  • $\begingroup$ I agee! What I got is $$k_f=\frac{1}{2}\left( \cos(u)-\sin(u)+1+\sqrt{8-2(1+\sin(u))(1+\cos(u))} \right),$$ where $t=\tan u$, at least if $u\in [0,\frac{\pi}{2}]$ $\endgroup$ Mar 30, 2018 at 20:41
  • 1
    $\begingroup$ @EugenIonascu I reproduced your expression of $k_f$ and the curve looks good when implemented on GeoGebra. $\endgroup$ Mar 30, 2018 at 22:35
  • 1
    $\begingroup$ @EugenIonascu For $u \in (-\frac{\pi}{2},0)$, the curve constructed by joining the two circle arcs (with curvature given by your expression) is moving backward in $x$. Since $\gamma$ is supposed to be a graph of $f$, this cannot happen, the radius of the circles need to be smaller. The limiting condition becomes the two circles shares a common vertical tangent. $k_f$ should be $2 + \sin|u|$ when $u \in (-\frac{\pi}{2},0)$. $\endgroup$ Mar 30, 2018 at 22:57

Your Answer

By clicking “Post Your Answer”, you agree to our terms of service, privacy policy and cookie policy

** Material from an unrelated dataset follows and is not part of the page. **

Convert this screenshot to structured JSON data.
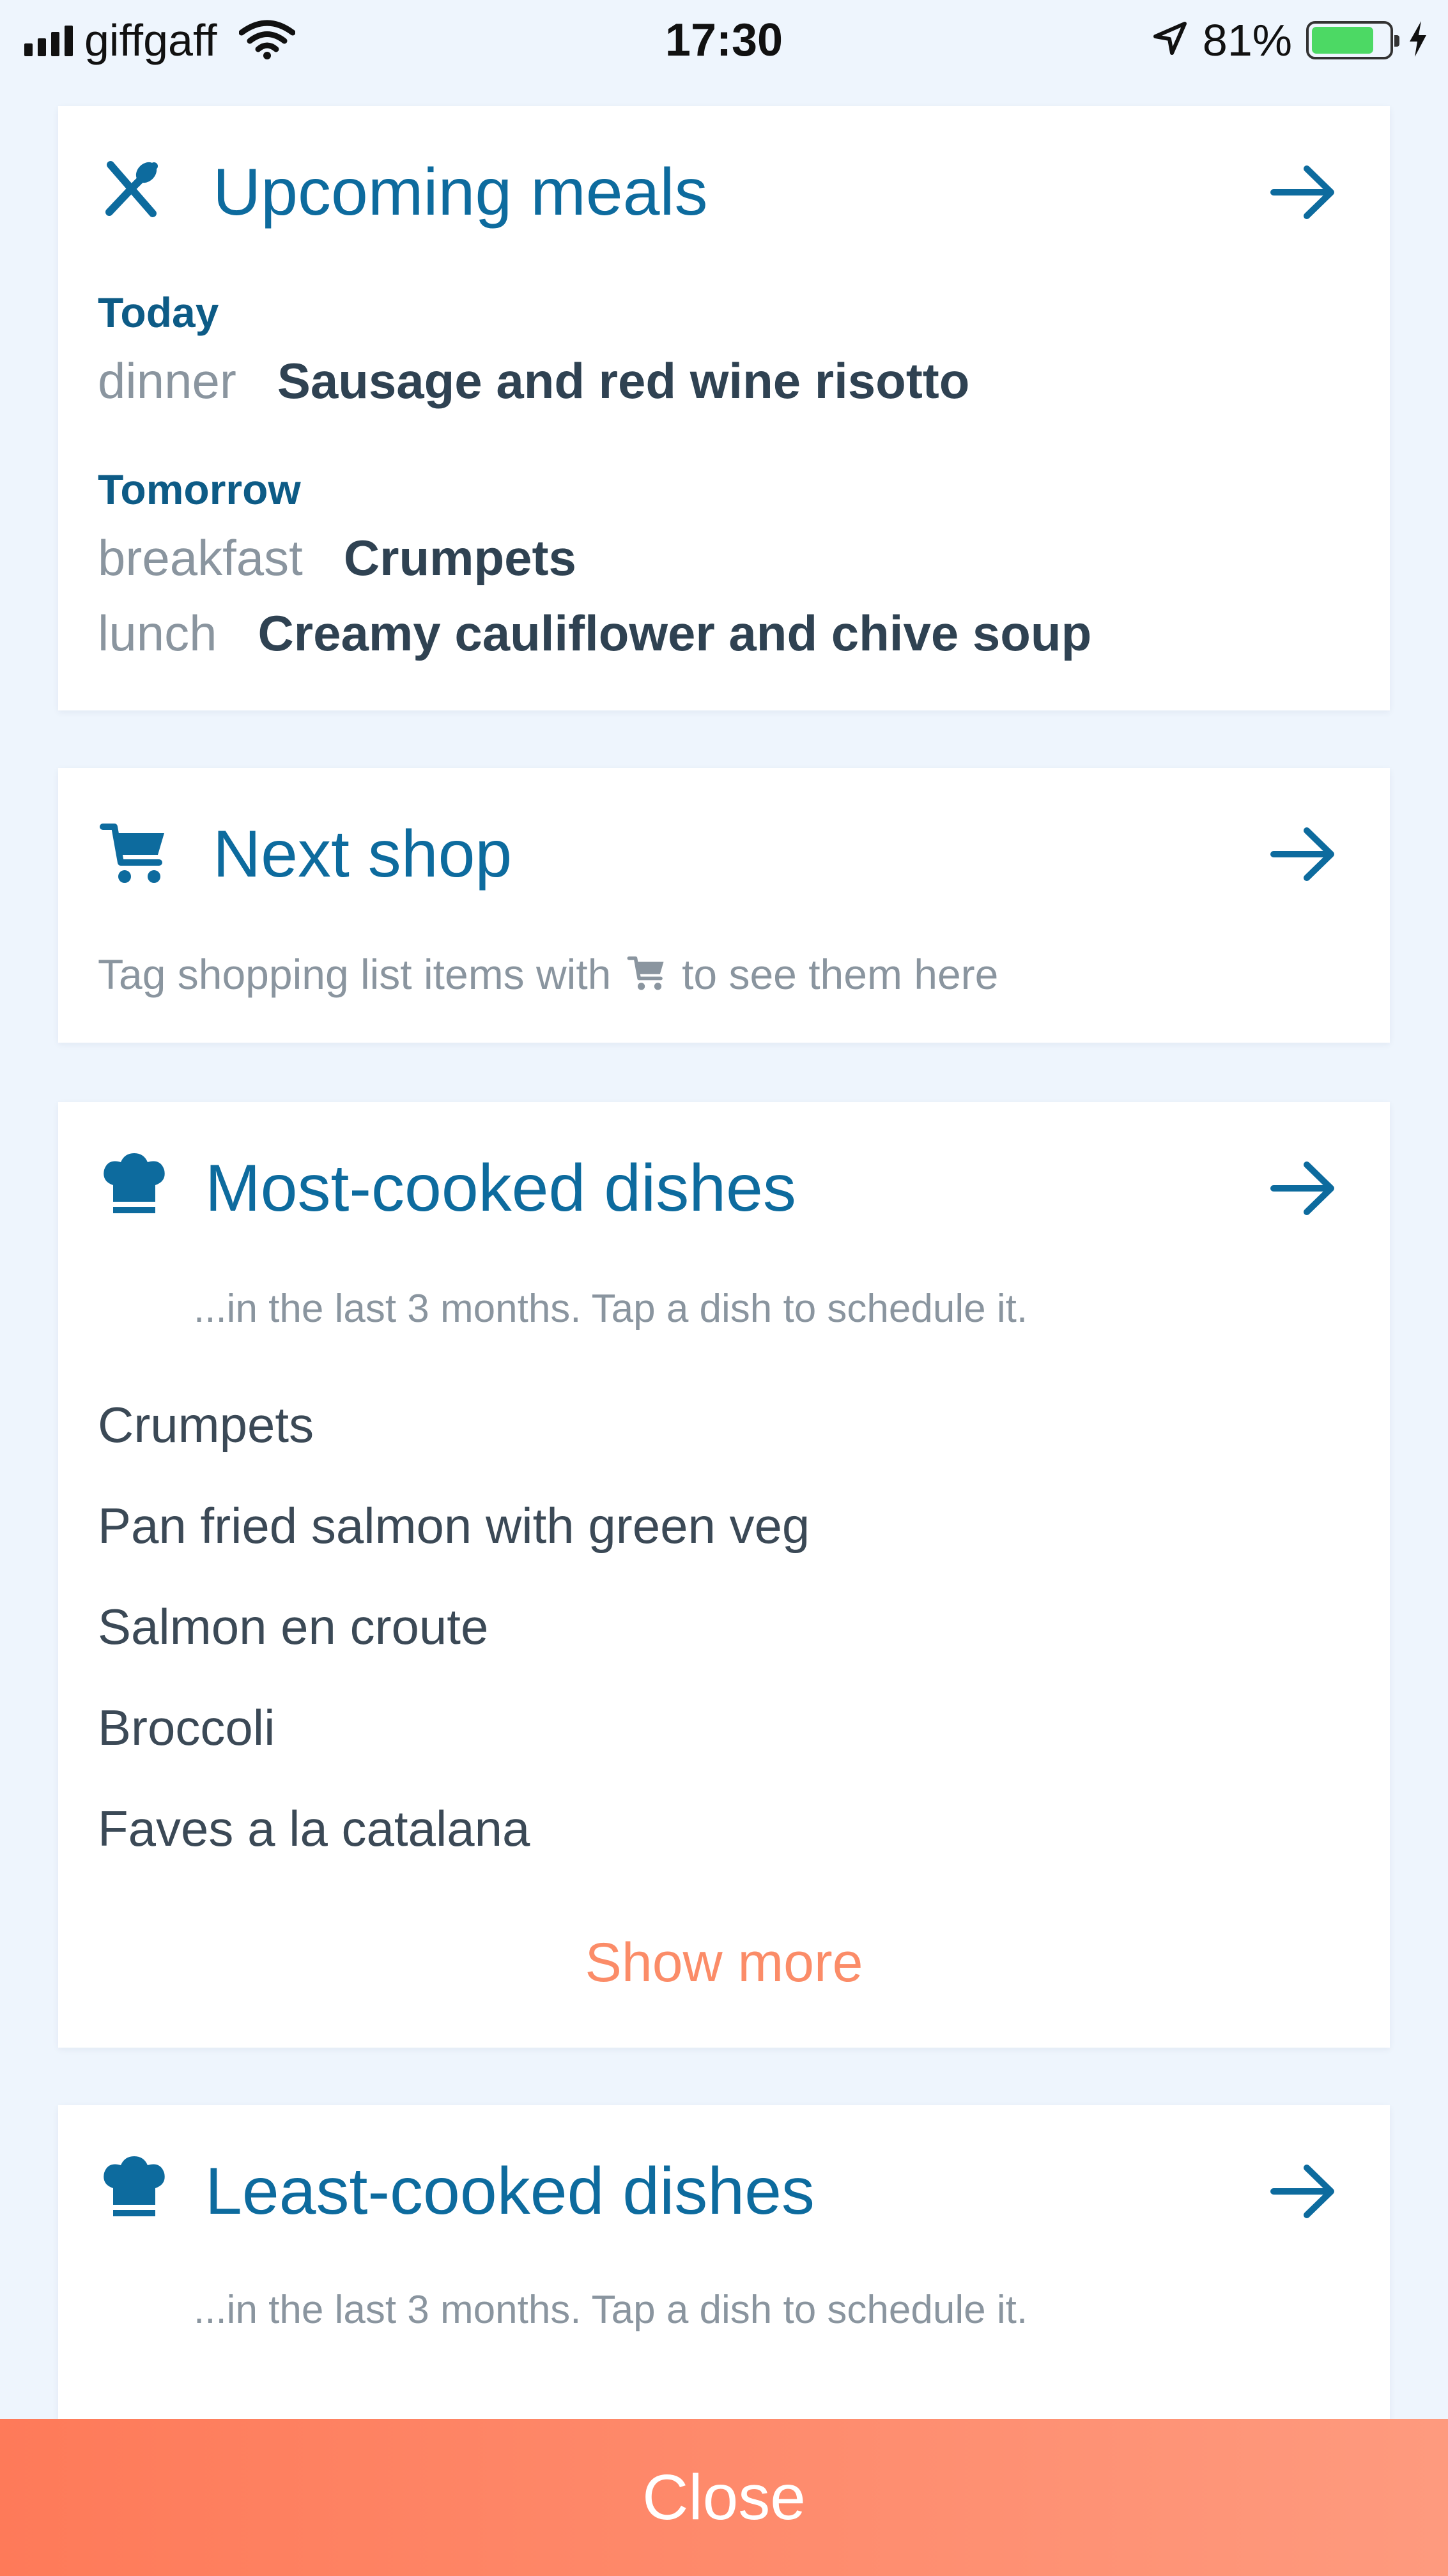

Not the answer you're looking for? Browse other questions tagged or ask your own question.